In full and without alteration, print the records below, minus any images.

[[ Record set, beginning ]]

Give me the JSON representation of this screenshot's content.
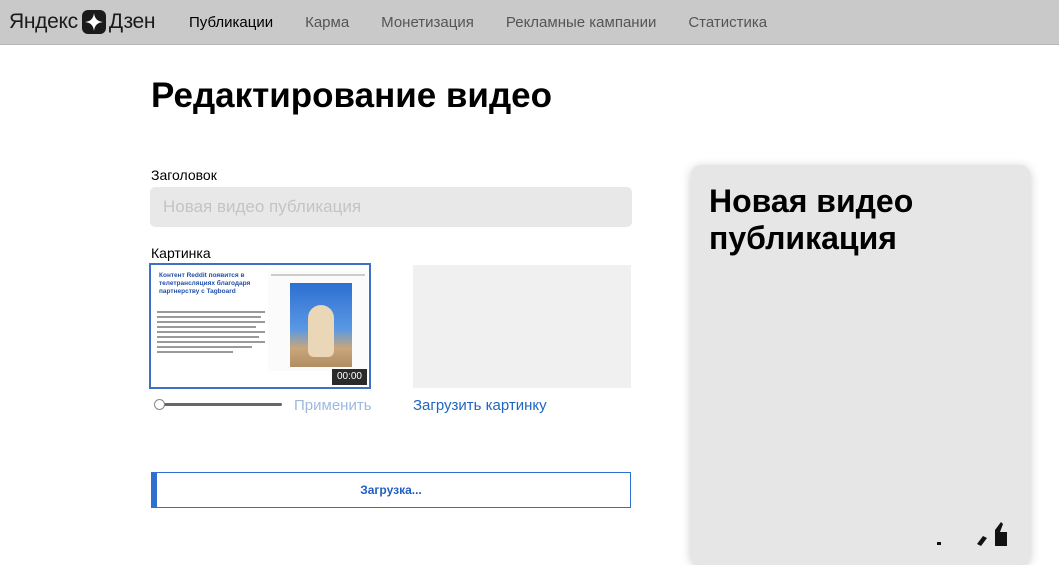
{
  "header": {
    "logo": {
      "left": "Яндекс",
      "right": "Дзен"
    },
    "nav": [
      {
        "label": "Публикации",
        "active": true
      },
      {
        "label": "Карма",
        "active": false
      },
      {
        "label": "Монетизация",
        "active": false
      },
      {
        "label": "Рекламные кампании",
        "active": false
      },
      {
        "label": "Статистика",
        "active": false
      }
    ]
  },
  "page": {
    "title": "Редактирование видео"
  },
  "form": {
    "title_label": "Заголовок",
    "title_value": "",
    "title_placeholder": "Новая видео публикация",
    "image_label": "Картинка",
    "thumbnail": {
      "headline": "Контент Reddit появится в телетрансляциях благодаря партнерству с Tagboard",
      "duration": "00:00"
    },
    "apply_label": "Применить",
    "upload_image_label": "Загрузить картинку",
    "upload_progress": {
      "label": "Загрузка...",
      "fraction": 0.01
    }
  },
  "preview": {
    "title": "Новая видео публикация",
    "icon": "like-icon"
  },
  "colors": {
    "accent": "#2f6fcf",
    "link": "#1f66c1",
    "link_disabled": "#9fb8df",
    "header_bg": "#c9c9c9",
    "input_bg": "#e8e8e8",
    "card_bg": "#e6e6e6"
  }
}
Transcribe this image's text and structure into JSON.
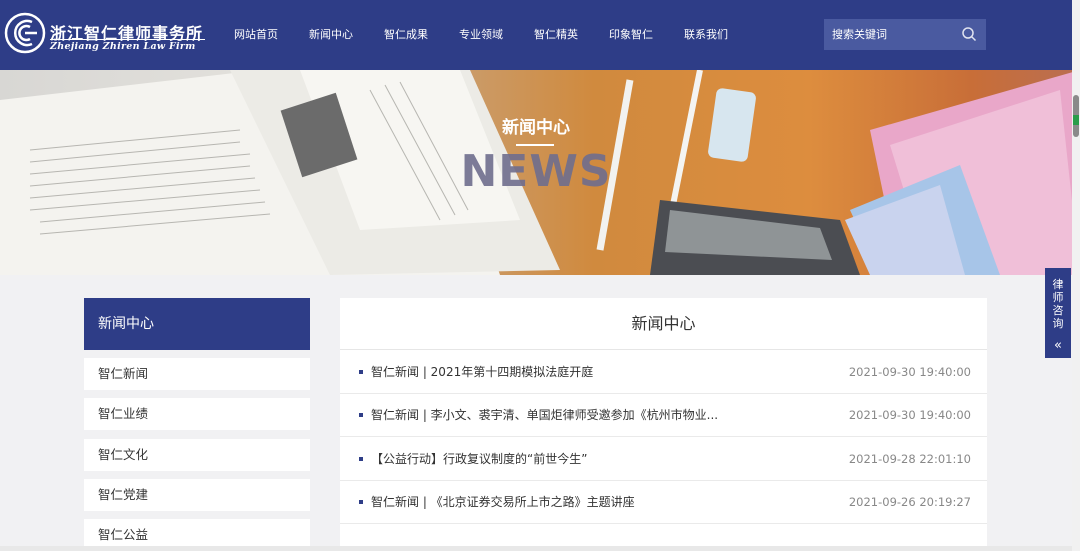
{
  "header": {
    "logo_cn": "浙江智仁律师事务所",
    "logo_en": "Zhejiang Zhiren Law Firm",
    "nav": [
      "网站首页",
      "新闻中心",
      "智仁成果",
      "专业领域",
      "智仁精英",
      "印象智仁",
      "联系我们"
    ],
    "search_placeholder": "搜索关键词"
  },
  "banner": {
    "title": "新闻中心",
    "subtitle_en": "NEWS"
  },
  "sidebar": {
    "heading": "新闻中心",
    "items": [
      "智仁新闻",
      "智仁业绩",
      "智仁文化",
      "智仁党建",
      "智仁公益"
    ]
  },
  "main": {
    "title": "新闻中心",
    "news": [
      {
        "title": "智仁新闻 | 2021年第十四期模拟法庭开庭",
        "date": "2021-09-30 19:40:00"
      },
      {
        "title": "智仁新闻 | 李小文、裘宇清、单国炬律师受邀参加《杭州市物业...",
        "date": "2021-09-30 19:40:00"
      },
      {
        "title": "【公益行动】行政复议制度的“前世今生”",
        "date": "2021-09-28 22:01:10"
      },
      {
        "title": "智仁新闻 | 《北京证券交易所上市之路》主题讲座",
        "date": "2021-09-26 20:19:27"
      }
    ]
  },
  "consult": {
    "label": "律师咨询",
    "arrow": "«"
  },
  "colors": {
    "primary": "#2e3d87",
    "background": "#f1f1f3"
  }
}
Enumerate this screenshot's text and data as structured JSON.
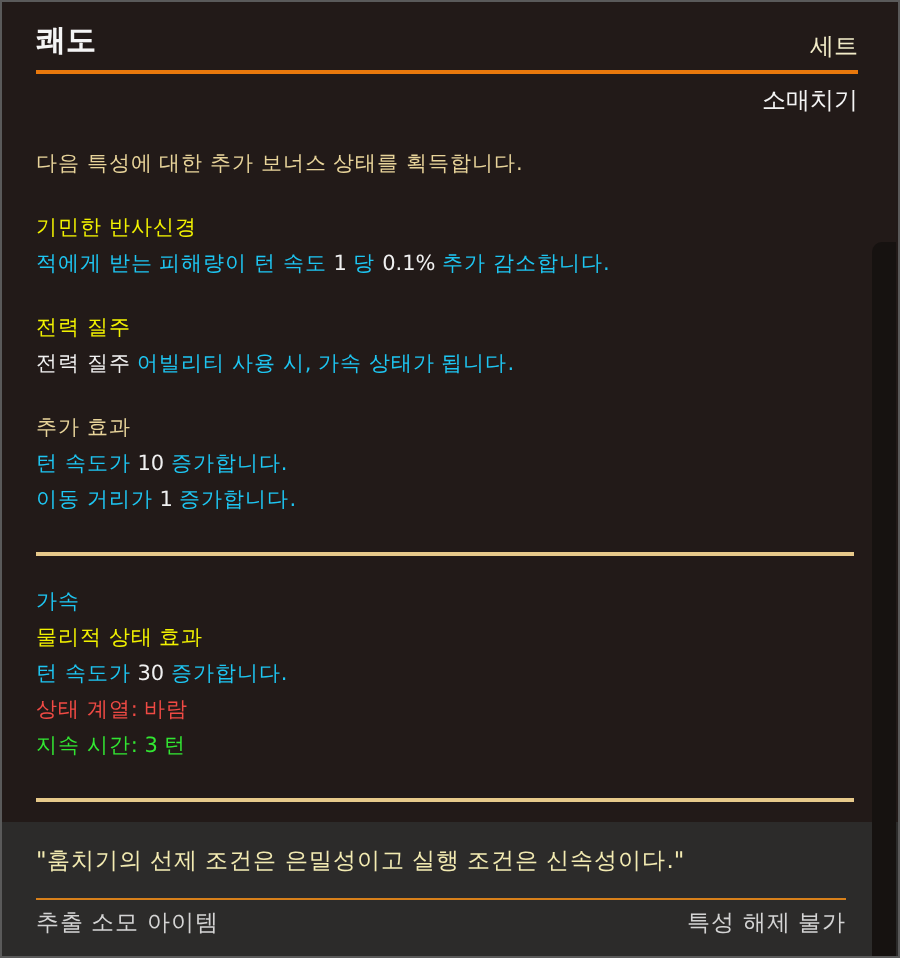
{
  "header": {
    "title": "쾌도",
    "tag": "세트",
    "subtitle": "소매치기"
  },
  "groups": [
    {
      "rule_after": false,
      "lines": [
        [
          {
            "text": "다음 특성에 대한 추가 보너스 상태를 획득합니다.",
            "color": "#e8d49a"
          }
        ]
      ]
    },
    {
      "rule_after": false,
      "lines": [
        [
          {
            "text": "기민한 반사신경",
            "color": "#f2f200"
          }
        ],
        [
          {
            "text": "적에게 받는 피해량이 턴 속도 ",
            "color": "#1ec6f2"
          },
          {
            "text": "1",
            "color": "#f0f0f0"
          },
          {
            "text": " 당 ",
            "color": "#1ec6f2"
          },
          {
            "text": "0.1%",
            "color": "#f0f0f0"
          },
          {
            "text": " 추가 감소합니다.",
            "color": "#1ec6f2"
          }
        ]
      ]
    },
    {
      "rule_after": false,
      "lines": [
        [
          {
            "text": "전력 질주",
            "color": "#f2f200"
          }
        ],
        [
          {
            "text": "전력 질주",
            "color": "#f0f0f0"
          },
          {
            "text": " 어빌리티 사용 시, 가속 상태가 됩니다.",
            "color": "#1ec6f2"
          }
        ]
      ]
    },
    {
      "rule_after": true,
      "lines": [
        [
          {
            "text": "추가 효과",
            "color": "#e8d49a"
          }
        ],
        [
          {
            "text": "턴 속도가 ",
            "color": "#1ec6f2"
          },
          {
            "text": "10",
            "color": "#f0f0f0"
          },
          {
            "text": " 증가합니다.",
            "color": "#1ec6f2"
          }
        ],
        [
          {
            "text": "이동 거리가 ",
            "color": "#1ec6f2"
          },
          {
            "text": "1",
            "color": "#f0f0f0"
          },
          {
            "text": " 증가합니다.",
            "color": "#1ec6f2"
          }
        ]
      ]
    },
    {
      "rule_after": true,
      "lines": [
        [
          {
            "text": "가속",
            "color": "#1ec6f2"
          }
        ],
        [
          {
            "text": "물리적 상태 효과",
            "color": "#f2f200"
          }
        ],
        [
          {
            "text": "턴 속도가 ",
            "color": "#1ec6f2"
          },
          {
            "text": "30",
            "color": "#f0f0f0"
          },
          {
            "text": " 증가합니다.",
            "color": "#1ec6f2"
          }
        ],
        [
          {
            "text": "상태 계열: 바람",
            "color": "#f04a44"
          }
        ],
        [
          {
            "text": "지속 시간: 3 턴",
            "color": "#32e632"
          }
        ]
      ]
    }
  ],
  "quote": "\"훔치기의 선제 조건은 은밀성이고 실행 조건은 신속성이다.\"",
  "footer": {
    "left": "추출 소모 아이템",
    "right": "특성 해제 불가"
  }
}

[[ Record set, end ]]

» **Answer space**:
Give me the JSON representation of this screenshot's content.
{
  "header": {
    "logo": {
      "left": "Яндекс",
      "right": "Дзен"
    },
    "nav": [
      {
        "label": "Публикации",
        "active": true
      },
      {
        "label": "Карма",
        "active": false
      },
      {
        "label": "Монетизация",
        "active": false
      },
      {
        "label": "Рекламные кампании",
        "active": false
      },
      {
        "label": "Статистика",
        "active": false
      }
    ]
  },
  "page": {
    "title": "Редактирование видео"
  },
  "form": {
    "title_label": "Заголовок",
    "title_value": "",
    "title_placeholder": "Новая видео публикация",
    "image_label": "Картинка",
    "thumbnail": {
      "headline": "Контент Reddit появится в телетрансляциях благодаря партнерству с Tagboard",
      "duration": "00:00"
    },
    "apply_label": "Применить",
    "upload_image_label": "Загрузить картинку",
    "upload_progress": {
      "label": "Загрузка...",
      "fraction": 0.01
    }
  },
  "preview": {
    "title": "Новая видео публикация",
    "icon": "like-icon"
  },
  "colors": {
    "accent": "#2f6fcf",
    "link": "#1f66c1",
    "link_disabled": "#9fb8df",
    "header_bg": "#c9c9c9",
    "input_bg": "#e8e8e8",
    "card_bg": "#e6e6e6"
  }
}
Transcribe this image's text and structure into JSON.
{
  "header": {
    "logo_cn": "浙江智仁律师事务所",
    "logo_en": "Zhejiang Zhiren Law Firm",
    "nav": [
      "网站首页",
      "新闻中心",
      "智仁成果",
      "专业领域",
      "智仁精英",
      "印象智仁",
      "联系我们"
    ],
    "search_placeholder": "搜索关键词"
  },
  "banner": {
    "title": "新闻中心",
    "subtitle_en": "NEWS"
  },
  "sidebar": {
    "heading": "新闻中心",
    "items": [
      "智仁新闻",
      "智仁业绩",
      "智仁文化",
      "智仁党建",
      "智仁公益"
    ]
  },
  "main": {
    "title": "新闻中心",
    "news": [
      {
        "title": "智仁新闻 | 2021年第十四期模拟法庭开庭",
        "date": "2021-09-30 19:40:00"
      },
      {
        "title": "智仁新闻 | 李小文、裘宇清、单国炬律师受邀参加《杭州市物业...",
        "date": "2021-09-30 19:40:00"
      },
      {
        "title": "【公益行动】行政复议制度的“前世今生”",
        "date": "2021-09-28 22:01:10"
      },
      {
        "title": "智仁新闻 | 《北京证券交易所上市之路》主题讲座",
        "date": "2021-09-26 20:19:27"
      }
    ]
  },
  "consult": {
    "label": "律师咨询",
    "arrow": "«"
  },
  "colors": {
    "primary": "#2e3d87",
    "background": "#f1f1f3"
  }
}
Enumerate this screenshot's text and data as structured JSON.
{
  "header": {
    "title": "쾌도",
    "tag": "세트",
    "subtitle": "소매치기"
  },
  "groups": [
    {
      "rule_after": false,
      "lines": [
        [
          {
            "text": "다음 특성에 대한 추가 보너스 상태를 획득합니다.",
            "color": "#e8d49a"
          }
        ]
      ]
    },
    {
      "rule_after": false,
      "lines": [
        [
          {
            "text": "기민한 반사신경",
            "color": "#f2f200"
          }
        ],
        [
          {
            "text": "적에게 받는 피해량이 턴 속도 ",
            "color": "#1ec6f2"
          },
          {
            "text": "1",
            "color": "#f0f0f0"
          },
          {
            "text": " 당 ",
            "color": "#1ec6f2"
          },
          {
            "text": "0.1%",
            "color": "#f0f0f0"
          },
          {
            "text": " 추가 감소합니다.",
            "color": "#1ec6f2"
          }
        ]
      ]
    },
    {
      "rule_after": false,
      "lines": [
        [
          {
            "text": "전력 질주",
            "color": "#f2f200"
          }
        ],
        [
          {
            "text": "전력 질주",
            "color": "#f0f0f0"
          },
          {
            "text": " 어빌리티 사용 시, 가속 상태가 됩니다.",
            "color": "#1ec6f2"
          }
        ]
      ]
    },
    {
      "rule_after": true,
      "lines": [
        [
          {
            "text": "추가 효과",
            "color": "#e8d49a"
          }
        ],
        [
          {
            "text": "턴 속도가 ",
            "color": "#1ec6f2"
          },
          {
            "text": "10",
            "color": "#f0f0f0"
          },
          {
            "text": " 증가합니다.",
            "color": "#1ec6f2"
          }
        ],
        [
          {
            "text": "이동 거리가 ",
            "color": "#1ec6f2"
          },
          {
            "text": "1",
            "color": "#f0f0f0"
          },
          {
            "text": " 증가합니다.",
            "color": "#1ec6f2"
          }
        ]
      ]
    },
    {
      "rule_after": true,
      "lines": [
        [
          {
            "text": "가속",
            "color": "#1ec6f2"
          }
        ],
        [
          {
            "text": "물리적 상태 효과",
            "color": "#f2f200"
          }
        ],
        [
          {
            "text": "턴 속도가 ",
            "color": "#1ec6f2"
          },
          {
            "text": "30",
            "color": "#f0f0f0"
          },
          {
            "text": " 증가합니다.",
            "color": "#1ec6f2"
          }
        ],
        [
          {
            "text": "상태 계열: 바람",
            "color": "#f04a44"
          }
        ],
        [
          {
            "text": "지속 시간: 3 턴",
            "color": "#32e632"
          }
        ]
      ]
    }
  ],
  "quote": "\"훔치기의 선제 조건은 은밀성이고 실행 조건은 신속성이다.\"",
  "footer": {
    "left": "추출 소모 아이템",
    "right": "특성 해제 불가"
  }
}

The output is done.